Nitrogen dioxide (NO₂)
Nitrogen dioxide is a liquid below 21.2 °C and a gas at higher temperatures. It is toxic to humans in both states. Gas stoves and space heaters are the most common indoor sources of NO₂ emissions. Other sources include improperly vented furnaces and water heaters.
Pet dander is made up of tiny particles of skin, saliva and urine, shed by animals with fur or feathers. Pet dander lingers in the air before settling on surfaces such as furniture, bedding, and fabrics. Exposure to these airborne particles can trigger allergies.
Particulate matter (PM)
Particulate matter contains microscopic solids or liquid droplets, measured in microns. Indoor PM can be generated through many day-to-day activities such as cooking, cleaning, and the burning of candles and fires.
The process of making something free of any contaminants or physical impurities. Air purification is designed to filter the air in your home – removing pollutants such as dust, allergens and viruses.
Volatile organic compounds (VOCs)
Volatile organic compounds are potentially harmful gases found in many household products. Common sources include paints, varnishes, air fresheners, cosmetics, and cleaning products.
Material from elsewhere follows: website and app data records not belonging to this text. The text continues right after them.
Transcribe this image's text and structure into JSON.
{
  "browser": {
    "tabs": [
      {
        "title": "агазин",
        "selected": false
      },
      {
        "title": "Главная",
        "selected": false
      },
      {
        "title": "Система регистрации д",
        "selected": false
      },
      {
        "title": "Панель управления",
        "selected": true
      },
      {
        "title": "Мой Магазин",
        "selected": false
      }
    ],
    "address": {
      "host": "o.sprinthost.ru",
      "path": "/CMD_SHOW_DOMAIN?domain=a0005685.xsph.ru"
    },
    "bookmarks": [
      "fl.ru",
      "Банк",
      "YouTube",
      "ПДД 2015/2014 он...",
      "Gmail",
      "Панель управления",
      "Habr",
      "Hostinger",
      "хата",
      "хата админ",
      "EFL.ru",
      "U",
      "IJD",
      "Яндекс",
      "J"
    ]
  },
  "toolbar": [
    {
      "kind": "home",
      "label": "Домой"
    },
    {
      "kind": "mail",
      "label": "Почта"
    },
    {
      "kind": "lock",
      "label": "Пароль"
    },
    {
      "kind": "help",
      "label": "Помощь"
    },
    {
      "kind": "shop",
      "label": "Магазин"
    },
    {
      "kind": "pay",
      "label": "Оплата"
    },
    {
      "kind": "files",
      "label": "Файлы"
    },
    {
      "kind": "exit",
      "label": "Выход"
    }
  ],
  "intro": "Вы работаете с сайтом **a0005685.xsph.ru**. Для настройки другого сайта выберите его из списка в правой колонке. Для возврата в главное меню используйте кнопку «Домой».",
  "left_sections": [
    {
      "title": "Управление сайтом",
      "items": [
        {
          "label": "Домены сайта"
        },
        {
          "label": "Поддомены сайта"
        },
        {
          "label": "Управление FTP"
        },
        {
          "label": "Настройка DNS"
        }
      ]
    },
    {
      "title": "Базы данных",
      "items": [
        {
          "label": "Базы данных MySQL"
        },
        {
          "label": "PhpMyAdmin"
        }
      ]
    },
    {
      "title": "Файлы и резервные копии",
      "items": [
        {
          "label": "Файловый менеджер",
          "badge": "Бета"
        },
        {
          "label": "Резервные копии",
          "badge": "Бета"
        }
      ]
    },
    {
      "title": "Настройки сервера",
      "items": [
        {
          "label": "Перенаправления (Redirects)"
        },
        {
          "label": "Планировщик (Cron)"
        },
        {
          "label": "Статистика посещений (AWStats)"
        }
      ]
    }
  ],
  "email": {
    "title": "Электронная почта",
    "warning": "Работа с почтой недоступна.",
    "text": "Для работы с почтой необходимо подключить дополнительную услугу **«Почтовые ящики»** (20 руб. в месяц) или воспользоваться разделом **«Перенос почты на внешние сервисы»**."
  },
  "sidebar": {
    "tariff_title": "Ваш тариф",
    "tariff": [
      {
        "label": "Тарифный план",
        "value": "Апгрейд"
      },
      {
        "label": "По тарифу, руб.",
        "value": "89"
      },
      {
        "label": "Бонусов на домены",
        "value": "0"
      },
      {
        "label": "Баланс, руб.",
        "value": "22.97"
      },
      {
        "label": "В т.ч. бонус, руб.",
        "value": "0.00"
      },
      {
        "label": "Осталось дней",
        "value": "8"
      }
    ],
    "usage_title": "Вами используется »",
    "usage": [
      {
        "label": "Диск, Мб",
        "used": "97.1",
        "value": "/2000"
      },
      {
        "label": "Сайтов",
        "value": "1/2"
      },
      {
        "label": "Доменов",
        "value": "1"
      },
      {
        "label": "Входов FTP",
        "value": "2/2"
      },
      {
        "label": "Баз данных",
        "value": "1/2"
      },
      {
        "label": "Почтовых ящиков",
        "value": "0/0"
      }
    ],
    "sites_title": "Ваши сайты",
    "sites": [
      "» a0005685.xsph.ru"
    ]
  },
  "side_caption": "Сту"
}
Pollen is a powdery substance released from seed plants as part of their reproduction process. It typically appears from trees in the spring, grasses in the summer, and weeds in the autumn. Pollen grains are among the most common allergens.
House dust mites
Dust mites are tiny insects that commonly live in household dust. They are one of the biggest causes of allergies. Each gram of house dust contains approximately 1000 dust mites.
A common name for a visible group of fungi, mould thrives wherever there is dampness – sending out millions of spores into the air. Exposure to mould occurs via inhalation, skin contact, or ingestion.
¹Met Office (2023) Pollen Allergies. Available at: https://www.metoffice.gov.uk/weather/warnings-and-advice/seasonal-advice/health-wellbeing/pollen/pollen-allergies Accessed May 2023.
²University of Worcester (2023) What is pollen? Available at: https://www.worcester.ac.uk/about/academic-schools/school-of-science-and-the-environment/science-and-the-environment-research/national-pollen-and-aerobiology-research-unit/what-is-pollen.aspx Accessed May 2023.
³Behrendt, H., Becker, W.M., Friedrichs, K.H., Darsow, U. & Tomingas, R. 1992. Interaction between Aeroallergens and Airborne Particulate Matter. Int Arch Allergy Immunol, 99, 425-428.
⁴Gioulekas, D., Balafoutis, C., Damialis, A., Papakosta, D., Gioulekas, G. & Patakas, D. 2004. Fifteen years’ record of airborne allergenic pollen and meteorological parameters in Thessaloniki, Greece. Int J Biometeorol, 48, 128-36.